What you have to do: You are asked to filter the data below and copy every line holding "JSON".

Listed records:
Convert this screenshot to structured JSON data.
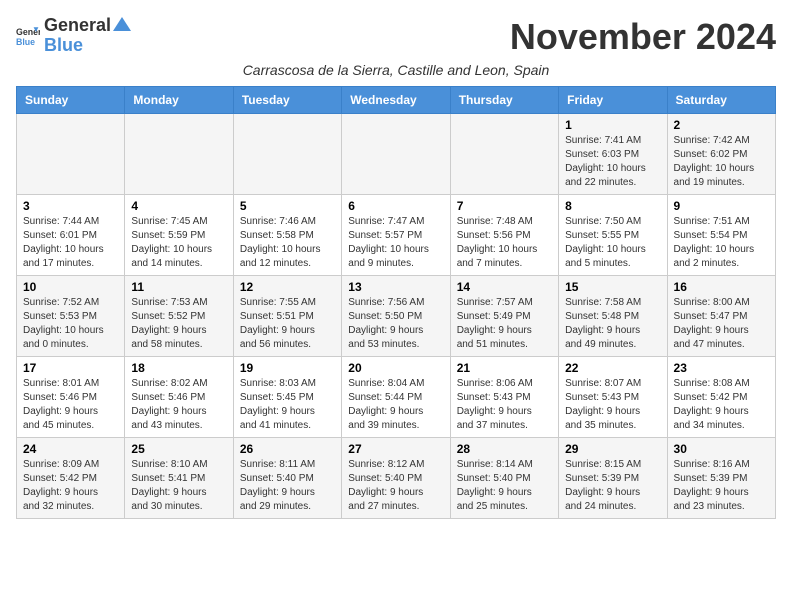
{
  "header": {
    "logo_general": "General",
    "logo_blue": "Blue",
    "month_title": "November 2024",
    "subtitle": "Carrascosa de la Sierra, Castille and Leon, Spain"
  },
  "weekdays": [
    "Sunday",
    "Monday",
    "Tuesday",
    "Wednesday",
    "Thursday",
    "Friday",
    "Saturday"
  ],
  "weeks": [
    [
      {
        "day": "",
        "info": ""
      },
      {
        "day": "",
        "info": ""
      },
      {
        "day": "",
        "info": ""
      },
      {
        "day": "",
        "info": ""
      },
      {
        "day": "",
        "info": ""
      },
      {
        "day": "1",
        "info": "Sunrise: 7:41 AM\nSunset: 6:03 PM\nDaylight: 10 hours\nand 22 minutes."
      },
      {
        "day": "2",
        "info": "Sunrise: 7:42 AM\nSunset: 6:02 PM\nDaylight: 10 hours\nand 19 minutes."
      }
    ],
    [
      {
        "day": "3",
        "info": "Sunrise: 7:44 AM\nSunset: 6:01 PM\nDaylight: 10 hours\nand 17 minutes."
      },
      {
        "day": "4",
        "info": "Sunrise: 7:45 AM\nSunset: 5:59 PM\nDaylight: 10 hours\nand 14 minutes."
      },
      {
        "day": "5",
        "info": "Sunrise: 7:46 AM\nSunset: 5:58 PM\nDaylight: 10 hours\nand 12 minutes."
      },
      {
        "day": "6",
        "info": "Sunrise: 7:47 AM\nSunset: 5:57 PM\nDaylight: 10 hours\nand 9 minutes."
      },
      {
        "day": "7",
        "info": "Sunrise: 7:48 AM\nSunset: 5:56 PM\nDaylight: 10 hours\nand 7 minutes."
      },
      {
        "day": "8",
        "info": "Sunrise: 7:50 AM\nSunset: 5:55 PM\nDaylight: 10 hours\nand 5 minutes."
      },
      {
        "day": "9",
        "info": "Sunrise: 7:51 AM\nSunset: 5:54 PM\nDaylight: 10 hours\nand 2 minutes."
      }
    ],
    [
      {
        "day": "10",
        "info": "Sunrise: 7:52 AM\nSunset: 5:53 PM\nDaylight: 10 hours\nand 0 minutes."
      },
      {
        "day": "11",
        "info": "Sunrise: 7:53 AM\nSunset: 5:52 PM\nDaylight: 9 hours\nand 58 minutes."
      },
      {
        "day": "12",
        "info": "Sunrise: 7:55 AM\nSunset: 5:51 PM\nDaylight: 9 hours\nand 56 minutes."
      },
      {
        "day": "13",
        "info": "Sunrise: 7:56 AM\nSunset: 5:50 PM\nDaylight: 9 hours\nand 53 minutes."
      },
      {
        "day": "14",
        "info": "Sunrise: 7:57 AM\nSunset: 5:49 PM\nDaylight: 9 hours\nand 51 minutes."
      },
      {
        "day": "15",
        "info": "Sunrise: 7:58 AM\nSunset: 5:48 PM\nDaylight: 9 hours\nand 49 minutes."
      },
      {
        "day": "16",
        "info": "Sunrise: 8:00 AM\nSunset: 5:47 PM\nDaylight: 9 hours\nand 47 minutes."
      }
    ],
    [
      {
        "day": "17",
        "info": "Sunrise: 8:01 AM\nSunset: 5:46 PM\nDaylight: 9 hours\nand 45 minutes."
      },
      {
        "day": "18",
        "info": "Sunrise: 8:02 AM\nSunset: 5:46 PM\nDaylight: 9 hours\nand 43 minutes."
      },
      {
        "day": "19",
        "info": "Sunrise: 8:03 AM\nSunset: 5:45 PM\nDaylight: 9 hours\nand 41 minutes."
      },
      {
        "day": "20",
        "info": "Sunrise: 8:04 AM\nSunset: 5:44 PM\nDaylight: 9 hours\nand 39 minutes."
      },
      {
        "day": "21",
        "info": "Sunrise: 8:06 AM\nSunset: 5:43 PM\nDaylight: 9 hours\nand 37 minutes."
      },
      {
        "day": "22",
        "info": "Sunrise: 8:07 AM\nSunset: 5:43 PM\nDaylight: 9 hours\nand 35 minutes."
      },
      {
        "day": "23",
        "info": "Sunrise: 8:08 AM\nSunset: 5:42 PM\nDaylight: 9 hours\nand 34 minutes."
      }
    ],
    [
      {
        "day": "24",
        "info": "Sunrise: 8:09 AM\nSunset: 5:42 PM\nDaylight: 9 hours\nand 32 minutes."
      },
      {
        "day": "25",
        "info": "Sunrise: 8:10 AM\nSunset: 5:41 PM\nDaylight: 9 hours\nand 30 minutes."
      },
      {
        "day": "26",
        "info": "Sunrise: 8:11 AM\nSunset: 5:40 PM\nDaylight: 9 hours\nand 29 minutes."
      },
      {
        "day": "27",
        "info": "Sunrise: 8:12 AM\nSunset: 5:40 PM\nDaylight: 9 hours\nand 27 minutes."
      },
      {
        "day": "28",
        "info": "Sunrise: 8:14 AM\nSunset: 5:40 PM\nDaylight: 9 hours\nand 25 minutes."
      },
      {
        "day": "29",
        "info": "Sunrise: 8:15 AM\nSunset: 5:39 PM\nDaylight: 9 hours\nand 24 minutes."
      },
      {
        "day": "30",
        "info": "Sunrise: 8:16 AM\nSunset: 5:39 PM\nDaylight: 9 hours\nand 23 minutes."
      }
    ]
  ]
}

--

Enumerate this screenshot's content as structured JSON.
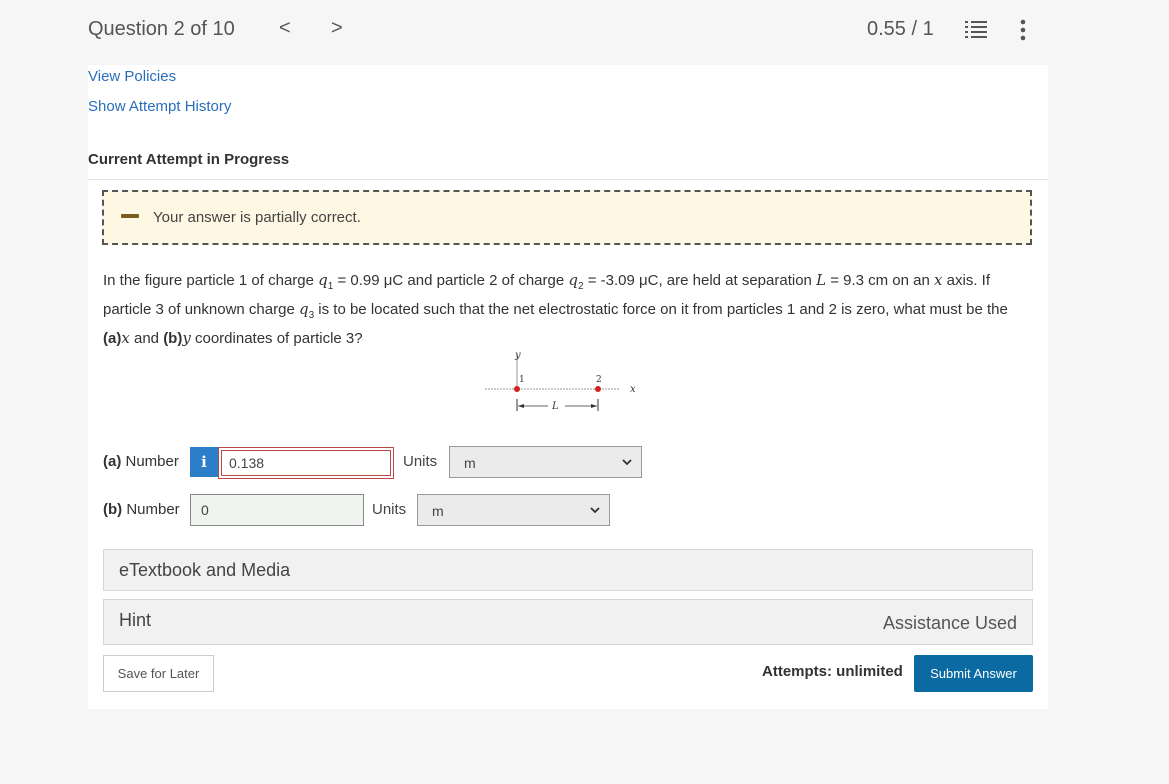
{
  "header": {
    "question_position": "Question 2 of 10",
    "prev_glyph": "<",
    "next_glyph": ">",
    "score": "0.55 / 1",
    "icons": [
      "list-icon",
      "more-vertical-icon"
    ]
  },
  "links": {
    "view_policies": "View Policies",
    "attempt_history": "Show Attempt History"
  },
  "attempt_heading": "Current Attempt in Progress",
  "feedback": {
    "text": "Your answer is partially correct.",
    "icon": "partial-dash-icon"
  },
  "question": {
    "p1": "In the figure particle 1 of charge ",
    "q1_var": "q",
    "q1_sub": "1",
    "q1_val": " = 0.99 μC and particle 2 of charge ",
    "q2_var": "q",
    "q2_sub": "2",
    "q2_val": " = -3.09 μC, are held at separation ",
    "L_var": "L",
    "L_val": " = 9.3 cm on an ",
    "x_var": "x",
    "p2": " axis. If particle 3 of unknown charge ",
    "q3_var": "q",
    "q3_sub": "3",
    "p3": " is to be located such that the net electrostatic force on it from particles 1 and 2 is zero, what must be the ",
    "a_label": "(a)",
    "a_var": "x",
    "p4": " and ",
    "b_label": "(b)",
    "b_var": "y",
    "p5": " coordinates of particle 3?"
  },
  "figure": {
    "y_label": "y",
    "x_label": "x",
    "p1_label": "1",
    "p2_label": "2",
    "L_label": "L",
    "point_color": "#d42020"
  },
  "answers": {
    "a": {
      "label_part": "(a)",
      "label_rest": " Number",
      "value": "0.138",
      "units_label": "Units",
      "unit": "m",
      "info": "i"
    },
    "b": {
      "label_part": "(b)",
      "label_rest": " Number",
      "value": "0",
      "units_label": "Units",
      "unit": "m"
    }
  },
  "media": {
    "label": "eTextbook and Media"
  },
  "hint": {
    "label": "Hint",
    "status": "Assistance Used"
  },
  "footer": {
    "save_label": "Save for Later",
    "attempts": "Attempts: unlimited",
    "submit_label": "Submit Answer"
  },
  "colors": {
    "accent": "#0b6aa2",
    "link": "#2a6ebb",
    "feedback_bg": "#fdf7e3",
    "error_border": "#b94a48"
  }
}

Result of the exercise:
Convert this screenshot to structured JSON data.
Enumerate this screenshot's content as structured JSON.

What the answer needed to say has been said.